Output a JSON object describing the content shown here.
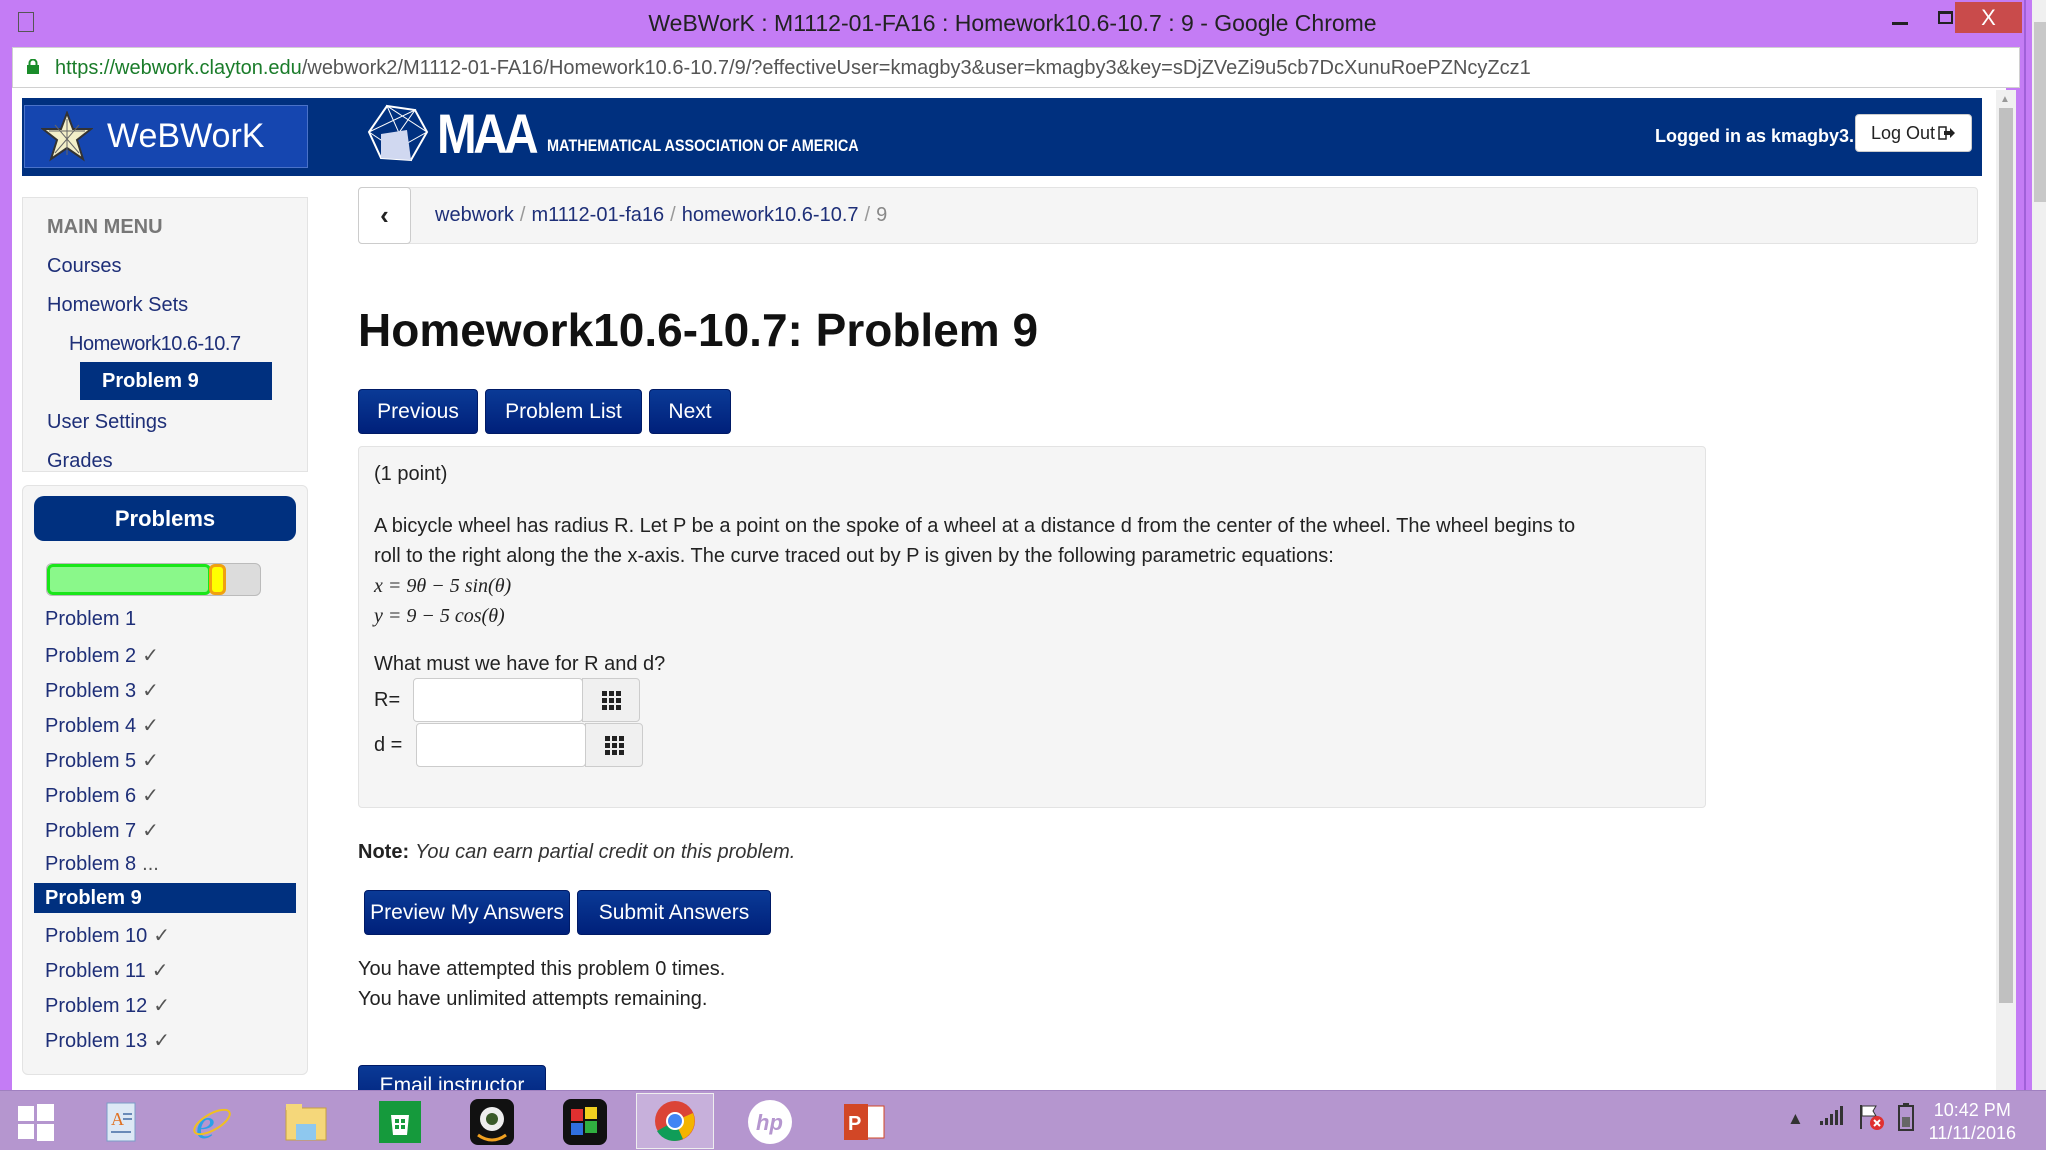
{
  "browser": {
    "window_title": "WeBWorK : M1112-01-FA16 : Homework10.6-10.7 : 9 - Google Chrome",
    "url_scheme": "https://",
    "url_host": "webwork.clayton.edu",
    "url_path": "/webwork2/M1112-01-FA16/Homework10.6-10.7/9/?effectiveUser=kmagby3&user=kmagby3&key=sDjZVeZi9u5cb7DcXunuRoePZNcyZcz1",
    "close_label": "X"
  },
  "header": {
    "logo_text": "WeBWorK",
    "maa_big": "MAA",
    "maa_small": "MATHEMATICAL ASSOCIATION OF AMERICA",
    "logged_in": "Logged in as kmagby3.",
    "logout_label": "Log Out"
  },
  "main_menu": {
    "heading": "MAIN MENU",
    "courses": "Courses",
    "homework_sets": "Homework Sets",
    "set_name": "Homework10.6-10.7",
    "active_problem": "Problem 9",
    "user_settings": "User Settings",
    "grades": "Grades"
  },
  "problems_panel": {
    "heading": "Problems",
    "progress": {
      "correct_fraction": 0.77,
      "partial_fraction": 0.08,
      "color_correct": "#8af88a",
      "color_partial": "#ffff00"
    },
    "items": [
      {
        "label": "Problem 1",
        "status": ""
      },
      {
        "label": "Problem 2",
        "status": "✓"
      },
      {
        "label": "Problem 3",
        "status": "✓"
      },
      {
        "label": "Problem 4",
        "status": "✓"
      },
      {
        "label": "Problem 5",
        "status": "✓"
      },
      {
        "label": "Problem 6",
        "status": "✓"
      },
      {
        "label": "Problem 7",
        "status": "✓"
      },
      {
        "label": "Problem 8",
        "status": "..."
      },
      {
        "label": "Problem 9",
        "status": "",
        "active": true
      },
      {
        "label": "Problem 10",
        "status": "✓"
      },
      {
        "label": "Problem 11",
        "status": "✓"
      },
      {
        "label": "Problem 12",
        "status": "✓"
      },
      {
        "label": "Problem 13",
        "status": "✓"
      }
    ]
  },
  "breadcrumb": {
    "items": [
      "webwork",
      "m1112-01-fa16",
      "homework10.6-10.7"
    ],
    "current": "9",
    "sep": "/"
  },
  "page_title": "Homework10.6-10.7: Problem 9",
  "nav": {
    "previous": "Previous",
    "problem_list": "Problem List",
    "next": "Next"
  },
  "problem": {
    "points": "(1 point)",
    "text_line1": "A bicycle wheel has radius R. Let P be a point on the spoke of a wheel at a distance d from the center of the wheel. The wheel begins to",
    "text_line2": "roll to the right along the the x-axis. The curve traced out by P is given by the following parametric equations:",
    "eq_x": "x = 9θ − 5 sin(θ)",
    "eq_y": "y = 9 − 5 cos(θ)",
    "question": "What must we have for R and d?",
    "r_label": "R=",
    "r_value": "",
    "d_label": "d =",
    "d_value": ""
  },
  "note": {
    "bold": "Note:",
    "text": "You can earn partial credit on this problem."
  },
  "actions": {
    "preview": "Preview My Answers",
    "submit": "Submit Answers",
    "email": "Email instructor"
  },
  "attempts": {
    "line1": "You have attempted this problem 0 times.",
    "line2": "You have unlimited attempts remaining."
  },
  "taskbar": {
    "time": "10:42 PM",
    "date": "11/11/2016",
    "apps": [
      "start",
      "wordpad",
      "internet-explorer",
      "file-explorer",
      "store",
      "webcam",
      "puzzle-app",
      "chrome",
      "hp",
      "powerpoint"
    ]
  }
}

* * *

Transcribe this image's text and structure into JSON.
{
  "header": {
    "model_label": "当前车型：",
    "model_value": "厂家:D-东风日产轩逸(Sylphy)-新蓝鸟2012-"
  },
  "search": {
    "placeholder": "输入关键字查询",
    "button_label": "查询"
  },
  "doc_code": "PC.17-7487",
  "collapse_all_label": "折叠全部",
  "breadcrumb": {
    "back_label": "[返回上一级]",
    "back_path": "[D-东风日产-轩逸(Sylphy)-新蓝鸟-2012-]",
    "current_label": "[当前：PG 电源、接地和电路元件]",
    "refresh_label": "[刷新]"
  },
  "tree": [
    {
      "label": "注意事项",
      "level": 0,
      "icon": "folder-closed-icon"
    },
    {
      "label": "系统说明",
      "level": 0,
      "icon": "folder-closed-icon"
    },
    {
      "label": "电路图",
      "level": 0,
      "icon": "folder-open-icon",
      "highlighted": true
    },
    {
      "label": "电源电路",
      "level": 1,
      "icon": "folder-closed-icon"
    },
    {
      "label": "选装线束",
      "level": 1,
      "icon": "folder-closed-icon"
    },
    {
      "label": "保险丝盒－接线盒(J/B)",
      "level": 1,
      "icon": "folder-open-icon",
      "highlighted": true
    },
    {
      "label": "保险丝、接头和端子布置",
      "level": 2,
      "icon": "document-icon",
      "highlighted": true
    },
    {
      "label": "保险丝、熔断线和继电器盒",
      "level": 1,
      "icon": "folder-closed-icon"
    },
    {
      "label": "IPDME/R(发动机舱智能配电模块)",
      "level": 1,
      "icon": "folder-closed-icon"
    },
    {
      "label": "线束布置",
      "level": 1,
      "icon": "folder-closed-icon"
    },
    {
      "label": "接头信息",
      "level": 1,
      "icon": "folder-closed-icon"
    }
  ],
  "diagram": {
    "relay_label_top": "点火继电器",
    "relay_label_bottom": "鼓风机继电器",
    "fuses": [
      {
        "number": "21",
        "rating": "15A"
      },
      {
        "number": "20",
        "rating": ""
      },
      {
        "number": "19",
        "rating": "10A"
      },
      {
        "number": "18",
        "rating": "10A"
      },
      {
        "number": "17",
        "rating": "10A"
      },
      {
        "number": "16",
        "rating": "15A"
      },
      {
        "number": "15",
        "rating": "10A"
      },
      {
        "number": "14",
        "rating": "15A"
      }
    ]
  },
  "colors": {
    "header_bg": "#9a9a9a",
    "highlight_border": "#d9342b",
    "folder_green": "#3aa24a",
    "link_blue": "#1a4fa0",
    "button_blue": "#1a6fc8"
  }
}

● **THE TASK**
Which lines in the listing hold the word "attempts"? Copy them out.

● **ANSWER BOX**
  "attempts": {
    "line2": "You have unlimited attempts remaining."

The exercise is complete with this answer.